— Page and application data records —
== Segment start ==

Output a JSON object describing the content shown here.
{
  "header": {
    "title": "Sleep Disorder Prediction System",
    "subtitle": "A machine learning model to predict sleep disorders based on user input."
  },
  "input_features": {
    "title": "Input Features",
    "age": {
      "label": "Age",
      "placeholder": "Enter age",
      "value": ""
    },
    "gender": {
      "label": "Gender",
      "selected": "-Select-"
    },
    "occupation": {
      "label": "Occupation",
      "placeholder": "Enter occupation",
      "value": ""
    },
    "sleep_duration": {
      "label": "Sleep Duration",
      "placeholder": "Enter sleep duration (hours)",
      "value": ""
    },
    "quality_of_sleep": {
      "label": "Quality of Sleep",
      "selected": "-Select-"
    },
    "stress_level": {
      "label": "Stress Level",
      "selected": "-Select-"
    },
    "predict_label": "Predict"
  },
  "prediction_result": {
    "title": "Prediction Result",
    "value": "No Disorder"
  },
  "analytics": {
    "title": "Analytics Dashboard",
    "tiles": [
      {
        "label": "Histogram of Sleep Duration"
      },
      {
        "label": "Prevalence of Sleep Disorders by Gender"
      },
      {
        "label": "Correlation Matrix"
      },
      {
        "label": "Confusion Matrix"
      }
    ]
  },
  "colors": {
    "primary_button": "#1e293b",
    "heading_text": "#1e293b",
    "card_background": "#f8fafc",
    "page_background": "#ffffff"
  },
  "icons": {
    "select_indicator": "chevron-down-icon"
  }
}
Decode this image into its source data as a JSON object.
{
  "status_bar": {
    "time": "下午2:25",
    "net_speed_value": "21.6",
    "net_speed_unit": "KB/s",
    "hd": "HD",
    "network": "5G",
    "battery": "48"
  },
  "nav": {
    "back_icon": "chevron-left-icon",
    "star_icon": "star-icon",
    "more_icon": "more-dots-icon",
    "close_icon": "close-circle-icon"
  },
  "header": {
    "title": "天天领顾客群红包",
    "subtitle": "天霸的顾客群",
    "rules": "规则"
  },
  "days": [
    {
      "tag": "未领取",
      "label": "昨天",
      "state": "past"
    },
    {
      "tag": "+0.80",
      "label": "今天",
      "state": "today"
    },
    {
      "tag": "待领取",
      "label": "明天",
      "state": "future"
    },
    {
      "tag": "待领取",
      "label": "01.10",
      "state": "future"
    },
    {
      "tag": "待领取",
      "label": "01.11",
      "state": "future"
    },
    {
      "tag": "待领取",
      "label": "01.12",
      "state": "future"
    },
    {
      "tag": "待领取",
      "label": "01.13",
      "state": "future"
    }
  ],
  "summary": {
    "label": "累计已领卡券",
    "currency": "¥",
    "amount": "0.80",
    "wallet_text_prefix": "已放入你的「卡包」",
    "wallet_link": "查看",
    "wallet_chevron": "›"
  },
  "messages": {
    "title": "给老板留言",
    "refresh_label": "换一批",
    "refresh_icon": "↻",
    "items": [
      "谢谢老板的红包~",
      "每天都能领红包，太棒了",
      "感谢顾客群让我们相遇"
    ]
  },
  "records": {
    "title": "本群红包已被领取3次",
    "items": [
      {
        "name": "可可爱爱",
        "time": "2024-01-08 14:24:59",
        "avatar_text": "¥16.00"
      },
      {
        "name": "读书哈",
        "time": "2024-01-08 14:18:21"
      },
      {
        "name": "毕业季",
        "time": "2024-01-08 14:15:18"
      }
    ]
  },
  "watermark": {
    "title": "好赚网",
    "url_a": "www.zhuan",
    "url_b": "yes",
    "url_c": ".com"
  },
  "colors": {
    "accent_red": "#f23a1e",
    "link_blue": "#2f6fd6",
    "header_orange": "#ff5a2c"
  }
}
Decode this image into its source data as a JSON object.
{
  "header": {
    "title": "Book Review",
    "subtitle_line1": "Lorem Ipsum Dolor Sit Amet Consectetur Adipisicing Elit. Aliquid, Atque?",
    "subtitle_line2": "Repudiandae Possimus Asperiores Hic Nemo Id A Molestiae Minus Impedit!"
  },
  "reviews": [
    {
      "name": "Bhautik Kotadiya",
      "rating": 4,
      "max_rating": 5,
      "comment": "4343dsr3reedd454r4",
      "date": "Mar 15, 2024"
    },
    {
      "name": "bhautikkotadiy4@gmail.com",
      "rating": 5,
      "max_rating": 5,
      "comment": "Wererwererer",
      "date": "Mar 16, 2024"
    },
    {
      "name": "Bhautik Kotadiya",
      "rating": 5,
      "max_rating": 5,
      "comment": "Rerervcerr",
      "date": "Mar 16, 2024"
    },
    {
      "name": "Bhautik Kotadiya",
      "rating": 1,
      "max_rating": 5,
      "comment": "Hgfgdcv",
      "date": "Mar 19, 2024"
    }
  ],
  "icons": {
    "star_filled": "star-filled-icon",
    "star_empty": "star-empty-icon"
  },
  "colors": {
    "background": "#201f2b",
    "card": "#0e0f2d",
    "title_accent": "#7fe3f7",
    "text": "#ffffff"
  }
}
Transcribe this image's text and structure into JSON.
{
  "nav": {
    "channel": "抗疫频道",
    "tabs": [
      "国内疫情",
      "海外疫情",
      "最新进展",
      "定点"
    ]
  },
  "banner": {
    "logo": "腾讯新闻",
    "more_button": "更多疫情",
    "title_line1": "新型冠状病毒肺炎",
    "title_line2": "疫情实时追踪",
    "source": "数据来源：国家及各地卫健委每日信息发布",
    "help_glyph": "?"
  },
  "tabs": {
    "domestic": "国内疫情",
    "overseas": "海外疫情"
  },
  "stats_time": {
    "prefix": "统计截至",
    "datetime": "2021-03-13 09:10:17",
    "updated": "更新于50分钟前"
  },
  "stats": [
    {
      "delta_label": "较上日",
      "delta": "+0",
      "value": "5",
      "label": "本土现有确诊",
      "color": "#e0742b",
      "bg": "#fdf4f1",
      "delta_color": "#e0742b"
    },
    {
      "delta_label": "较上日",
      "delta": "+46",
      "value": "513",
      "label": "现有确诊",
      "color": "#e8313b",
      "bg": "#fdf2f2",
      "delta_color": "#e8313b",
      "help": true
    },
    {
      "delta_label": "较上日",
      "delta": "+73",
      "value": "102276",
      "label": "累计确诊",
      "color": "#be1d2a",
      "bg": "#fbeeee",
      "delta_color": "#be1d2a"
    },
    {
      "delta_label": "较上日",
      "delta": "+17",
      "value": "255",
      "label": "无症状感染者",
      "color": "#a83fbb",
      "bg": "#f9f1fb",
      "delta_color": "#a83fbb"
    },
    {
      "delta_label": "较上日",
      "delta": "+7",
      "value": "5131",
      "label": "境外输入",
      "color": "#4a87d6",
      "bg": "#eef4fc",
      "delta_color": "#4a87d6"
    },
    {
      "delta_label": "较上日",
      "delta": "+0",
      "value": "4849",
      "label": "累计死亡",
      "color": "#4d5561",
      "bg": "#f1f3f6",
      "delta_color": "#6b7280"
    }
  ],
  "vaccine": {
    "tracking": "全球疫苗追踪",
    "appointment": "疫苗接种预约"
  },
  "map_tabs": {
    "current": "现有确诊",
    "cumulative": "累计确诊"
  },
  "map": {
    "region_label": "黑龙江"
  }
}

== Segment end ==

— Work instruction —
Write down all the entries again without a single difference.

— Solution to this exercise —
Output a JSON object describing the content shown here.
{
  "header": {
    "title": "Sleep Disorder Prediction System",
    "subtitle": "A machine learning model to predict sleep disorders based on user input."
  },
  "input_features": {
    "title": "Input Features",
    "age": {
      "label": "Age",
      "placeholder": "Enter age",
      "value": ""
    },
    "gender": {
      "label": "Gender",
      "selected": "-Select-"
    },
    "occupation": {
      "label": "Occupation",
      "placeholder": "Enter occupation",
      "value": ""
    },
    "sleep_duration": {
      "label": "Sleep Duration",
      "placeholder": "Enter sleep duration (hours)",
      "value": ""
    },
    "quality_of_sleep": {
      "label": "Quality of Sleep",
      "selected": "-Select-"
    },
    "stress_level": {
      "label": "Stress Level",
      "selected": "-Select-"
    },
    "predict_label": "Predict"
  },
  "prediction_result": {
    "title": "Prediction Result",
    "value": "No Disorder"
  },
  "analytics": {
    "title": "Analytics Dashboard",
    "tiles": [
      {
        "label": "Histogram of Sleep Duration"
      },
      {
        "label": "Prevalence of Sleep Disorders by Gender"
      },
      {
        "label": "Correlation Matrix"
      },
      {
        "label": "Confusion Matrix"
      }
    ]
  },
  "colors": {
    "primary_button": "#1e293b",
    "heading_text": "#1e293b",
    "card_background": "#f8fafc",
    "page_background": "#ffffff"
  },
  "icons": {
    "select_indicator": "chevron-down-icon"
  }
}
Decode this image into its source data as a JSON object.
{
  "status_bar": {
    "time": "下午2:25",
    "net_speed_value": "21.6",
    "net_speed_unit": "KB/s",
    "hd": "HD",
    "network": "5G",
    "battery": "48"
  },
  "nav": {
    "back_icon": "chevron-left-icon",
    "star_icon": "star-icon",
    "more_icon": "more-dots-icon",
    "close_icon": "close-circle-icon"
  },
  "header": {
    "title": "天天领顾客群红包",
    "subtitle": "天霸的顾客群",
    "rules": "规则"
  },
  "days": [
    {
      "tag": "未领取",
      "label": "昨天",
      "state": "past"
    },
    {
      "tag": "+0.80",
      "label": "今天",
      "state": "today"
    },
    {
      "tag": "待领取",
      "label": "明天",
      "state": "future"
    },
    {
      "tag": "待领取",
      "label": "01.10",
      "state": "future"
    },
    {
      "tag": "待领取",
      "label": "01.11",
      "state": "future"
    },
    {
      "tag": "待领取",
      "label": "01.12",
      "state": "future"
    },
    {
      "tag": "待领取",
      "label": "01.13",
      "state": "future"
    }
  ],
  "summary": {
    "label": "累计已领卡券",
    "currency": "¥",
    "amount": "0.80",
    "wallet_text_prefix": "已放入你的「卡包」",
    "wallet_link": "查看",
    "wallet_chevron": "›"
  },
  "messages": {
    "title": "给老板留言",
    "refresh_label": "换一批",
    "refresh_icon": "↻",
    "items": [
      "谢谢老板的红包~",
      "每天都能领红包，太棒了",
      "感谢顾客群让我们相遇"
    ]
  },
  "records": {
    "title": "本群红包已被领取3次",
    "items": [
      {
        "name": "可可爱爱",
        "time": "2024-01-08 14:24:59",
        "avatar_text": "¥16.00"
      },
      {
        "name": "读书哈",
        "time": "2024-01-08 14:18:21"
      },
      {
        "name": "毕业季",
        "time": "2024-01-08 14:15:18"
      }
    ]
  },
  "watermark": {
    "title": "好赚网",
    "url_a": "www.zhuan",
    "url_b": "yes",
    "url_c": ".com"
  },
  "colors": {
    "accent_red": "#f23a1e",
    "link_blue": "#2f6fd6",
    "header_orange": "#ff5a2c"
  }
}
Decode this image into its source data as a JSON object.
{
  "header": {
    "title": "Book Review",
    "subtitle_line1": "Lorem Ipsum Dolor Sit Amet Consectetur Adipisicing Elit. Aliquid, Atque?",
    "subtitle_line2": "Repudiandae Possimus Asperiores Hic Nemo Id A Molestiae Minus Impedit!"
  },
  "reviews": [
    {
      "name": "Bhautik Kotadiya",
      "rating": 4,
      "max_rating": 5,
      "comment": "4343dsr3reedd454r4",
      "date": "Mar 15, 2024"
    },
    {
      "name": "bhautikkotadiy4@gmail.com",
      "rating": 5,
      "max_rating": 5,
      "comment": "Wererwererer",
      "date": "Mar 16, 2024"
    },
    {
      "name": "Bhautik Kotadiya",
      "rating": 5,
      "max_rating": 5,
      "comment": "Rerervcerr",
      "date": "Mar 16, 2024"
    },
    {
      "name": "Bhautik Kotadiya",
      "rating": 1,
      "max_rating": 5,
      "comment": "Hgfgdcv",
      "date": "Mar 19, 2024"
    }
  ],
  "icons": {
    "star_filled": "star-filled-icon",
    "star_empty": "star-empty-icon"
  },
  "colors": {
    "background": "#201f2b",
    "card": "#0e0f2d",
    "title_accent": "#7fe3f7",
    "text": "#ffffff"
  }
}
Transcribe this image's text and structure into JSON.
{
  "nav": {
    "channel": "抗疫频道",
    "tabs": [
      "国内疫情",
      "海外疫情",
      "最新进展",
      "定点"
    ]
  },
  "banner": {
    "logo": "腾讯新闻",
    "more_button": "更多疫情",
    "title_line1": "新型冠状病毒肺炎",
    "title_line2": "疫情实时追踪",
    "source": "数据来源：国家及各地卫健委每日信息发布",
    "help_glyph": "?"
  },
  "tabs": {
    "domestic": "国内疫情",
    "overseas": "海外疫情"
  },
  "stats_time": {
    "prefix": "统计截至",
    "datetime": "2021-03-13 09:10:17",
    "updated": "更新于50分钟前"
  },
  "stats": [
    {
      "delta_label": "较上日",
      "delta": "+0",
      "value": "5",
      "label": "本土现有确诊",
      "color": "#e0742b",
      "bg": "#fdf4f1",
      "delta_color": "#e0742b"
    },
    {
      "delta_label": "较上日",
      "delta": "+46",
      "value": "513",
      "label": "现有确诊",
      "color": "#e8313b",
      "bg": "#fdf2f2",
      "delta_color": "#e8313b",
      "help": true
    },
    {
      "delta_label": "较上日",
      "delta": "+73",
      "value": "102276",
      "label": "累计确诊",
      "color": "#be1d2a",
      "bg": "#fbeeee",
      "delta_color": "#be1d2a"
    },
    {
      "delta_label": "较上日",
      "delta": "+17",
      "value": "255",
      "label": "无症状感染者",
      "color": "#a83fbb",
      "bg": "#f9f1fb",
      "delta_color": "#a83fbb"
    },
    {
      "delta_label": "较上日",
      "delta": "+7",
      "value": "5131",
      "label": "境外输入",
      "color": "#4a87d6",
      "bg": "#eef4fc",
      "delta_color": "#4a87d6"
    },
    {
      "delta_label": "较上日",
      "delta": "+0",
      "value": "4849",
      "label": "累计死亡",
      "color": "#4d5561",
      "bg": "#f1f3f6",
      "delta_color": "#6b7280"
    }
  ],
  "vaccine": {
    "tracking": "全球疫苗追踪",
    "appointment": "疫苗接种预约"
  },
  "map_tabs": {
    "current": "现有确诊",
    "cumulative": "累计确诊"
  },
  "map": {
    "region_label": "黑龙江"
  }
}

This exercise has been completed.